PARIS (Reuters) - The French government said on Wednesday it would have a higher-than-planned public debt and deficit throughout its mandate but hoped to appease EU partners with spending cuts that will bring the underlying budget to surplus in 2016.
Paris is battling to persuade the European Commission and euro zone leaders to grant it more time to knock its finances into shape after it conceded earlier this year it would break a pledge to cut its deficit to 3 percent of output in 2013.
In a new set of projections taking account of its weakening economy, the government set its headline public deficit target for 2017, at the end of its five-year term, at 0.7 percent of output, up from an earlier goal of 0.3 percent.
But at the structural level - a measure that strips out the impact of the economic cycle and which the European Commission has said is valid - the plan envisages a budget surplus of 0.2 percent of output in 2016 and 0.5 percent in 2017.
The already unpopular government, which fleshed out on Wednesday plans for 6 billion euros in extra taxes and 14 billion in spending cuts for 2014, says imposing harsher measures on the stagnating economy would be counter-productive.
It plans no further tax increases from 2015 onwards, meaning the fiscal tightening will hinge on cutting spending.
“We are sticking completely to our plan, which is indeed aimed at cutting the deficit ... but which is above all an effort to put the country back on its feet, to restore competitiveness, growth and jobs,” Finance Minister Pierre Moscovici said after presenting the projections to cabinet.
President Francois Hollande’s government has pruned back its shorter-term forecasts to reflect a more pessimistic growth outlook.
But with consumer spending drying up and company investment stalled, many see even the weaker growth goals as optimistic, casting some doubt on the new deficit targets.
The budget plan, presented at a cabinet meeting on Wednesday morning, will be sent to parliament next week and then reviewed by the European Commission at the end of May.
The budget plan will be crucial in persuading France’s euro zone partners to grant it more time to meet the 3 percent target, while debt-holders are watching for signs of more slippage on budget and growth estimates.
The government is basing its new fiscal plan on growth forecasts of 0.1 percent this year, 1.2 percent next year and 2 percent on average in 2015-2017.
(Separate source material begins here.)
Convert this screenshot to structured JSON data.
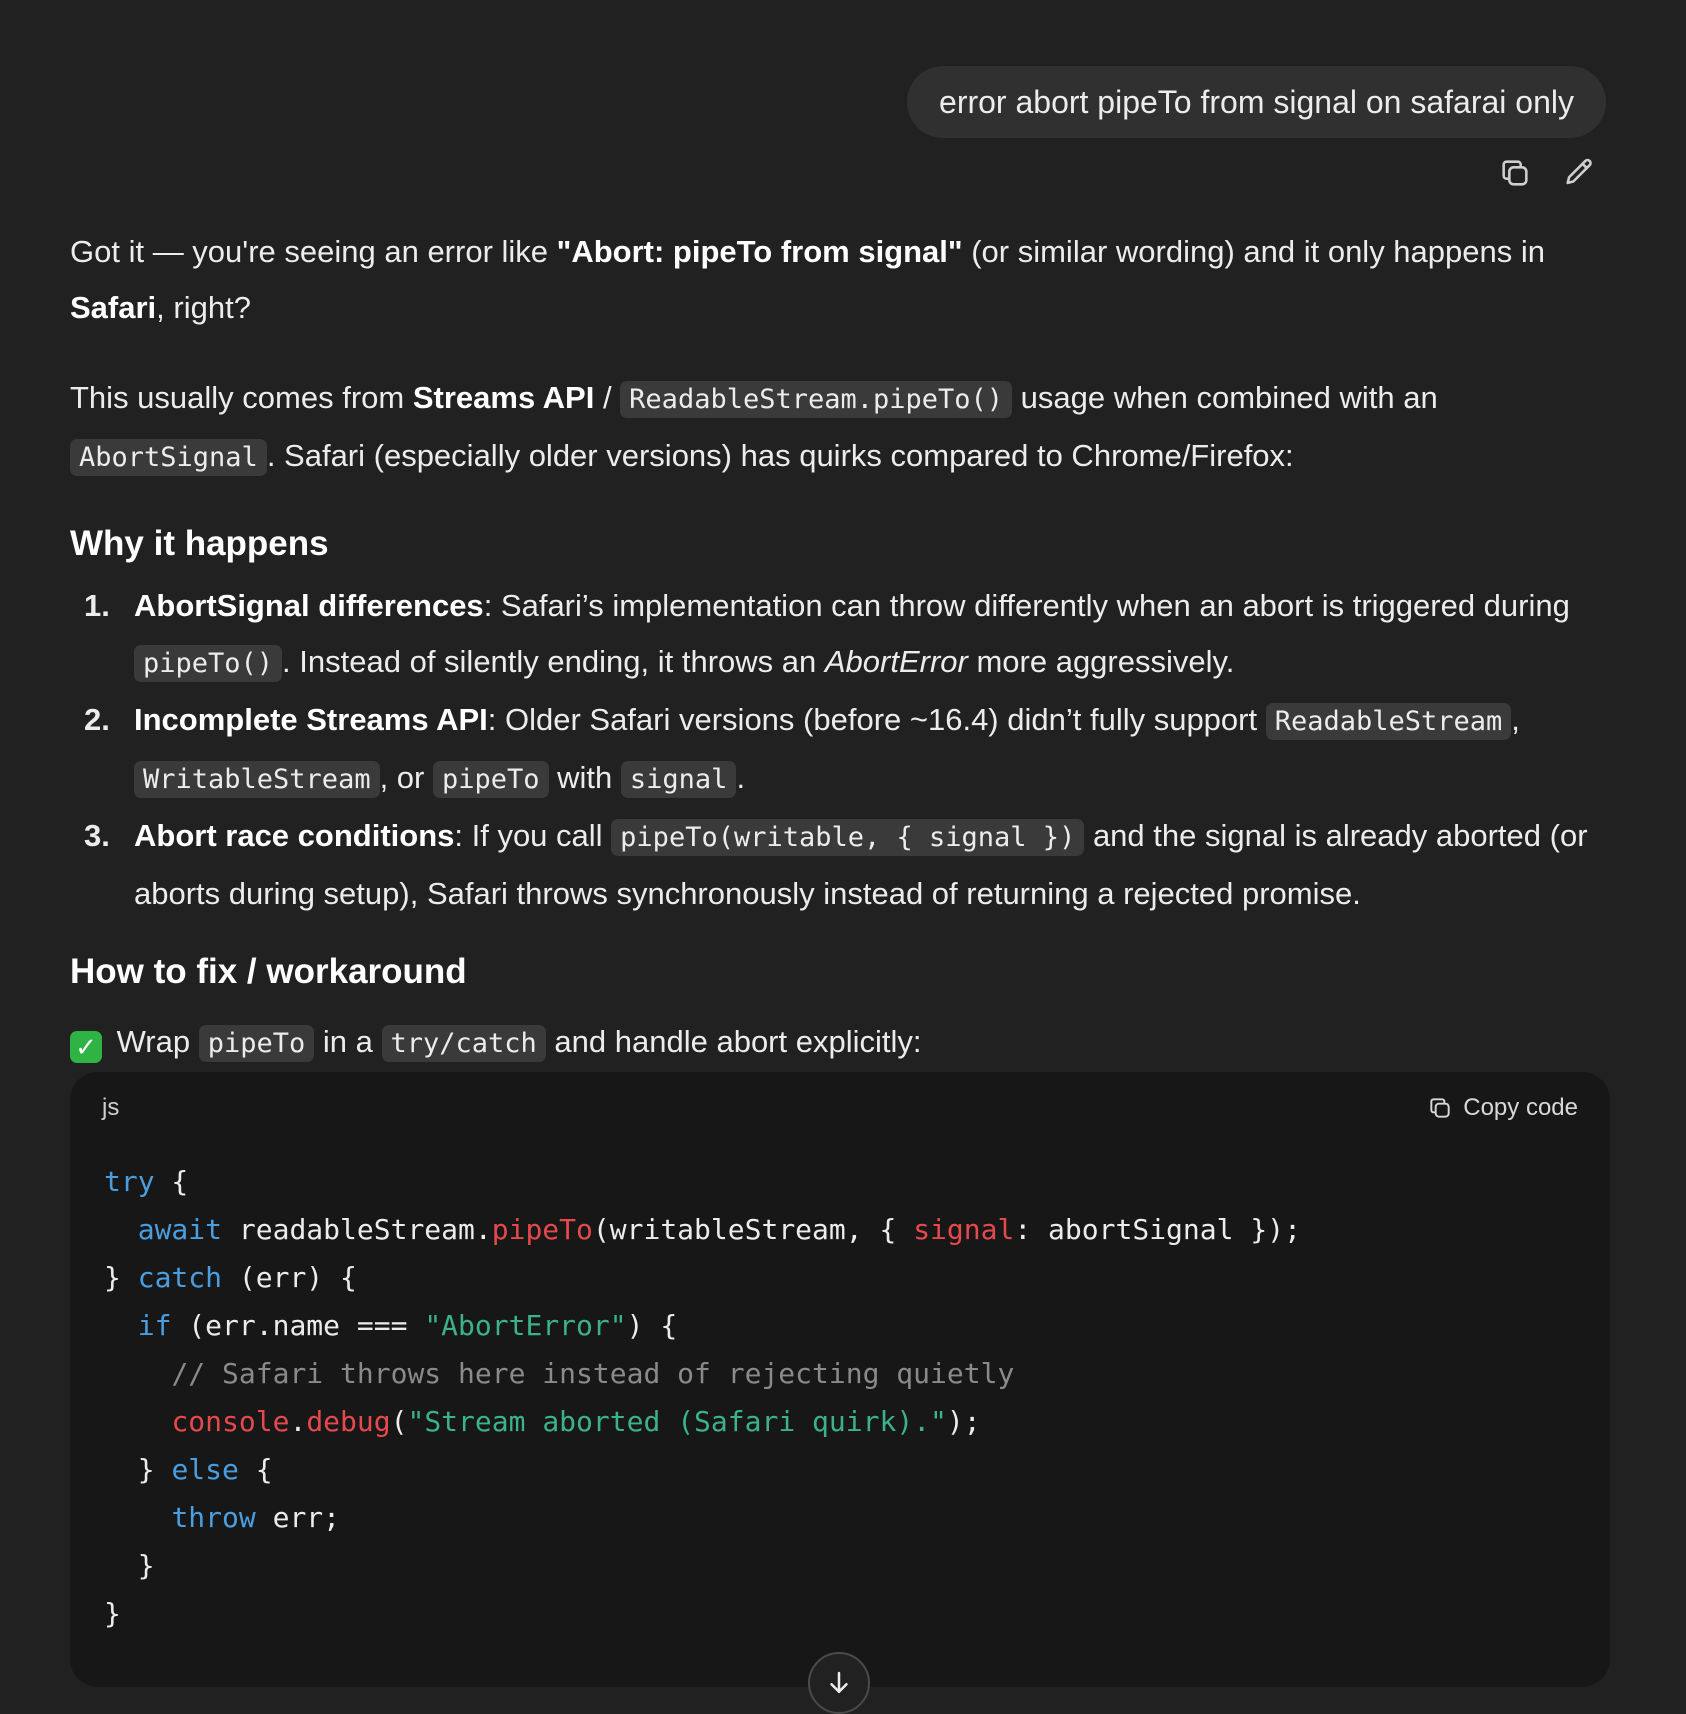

However, the International Monetary Fund sees France contracting by 0.1 percent this year and economists polled by Reuters see a slightly deeper recession that would push the 2013 public deficit to 3.
The European Commission, which will publish its own updated economic forecasts early May, did not comment on Wednesday’s plan beyond stressing that France must push ahead with reforms to boost its competitiveness.
The Commission said in February it could be lenient if the economic outlook worsened, as is the case, and if Paris sufficiently cut its structural deficit.
Asked about Wednesday’s data during a news conference in Berlin, German Chancellor Angela Merkel, whose lenience is particularly sought by Paris, said she wished France success because of its importance for euro zone stability.
The new plan also showed that France’s public debt will peak a year later than first planned, in 2014. It will reach 94.3 percent of GDP in 2014 from a previous 90.5 percent target before starting to fall in 2015.
Still, government bond yields have so far been unharmed by the state’s fiscal troubles and are at record lows, with Paris attracting yield-hungry investors looking for more safety than in the euro zone periphery.
Additional reporting by Brian Love, Jean-Baptiste Vey and Julien Ponthus in Paris; Alexandra Hudson in Berlin and Rex Merrifield in Brussels; Editing by Catherine Bremer and Jeremy Gaunt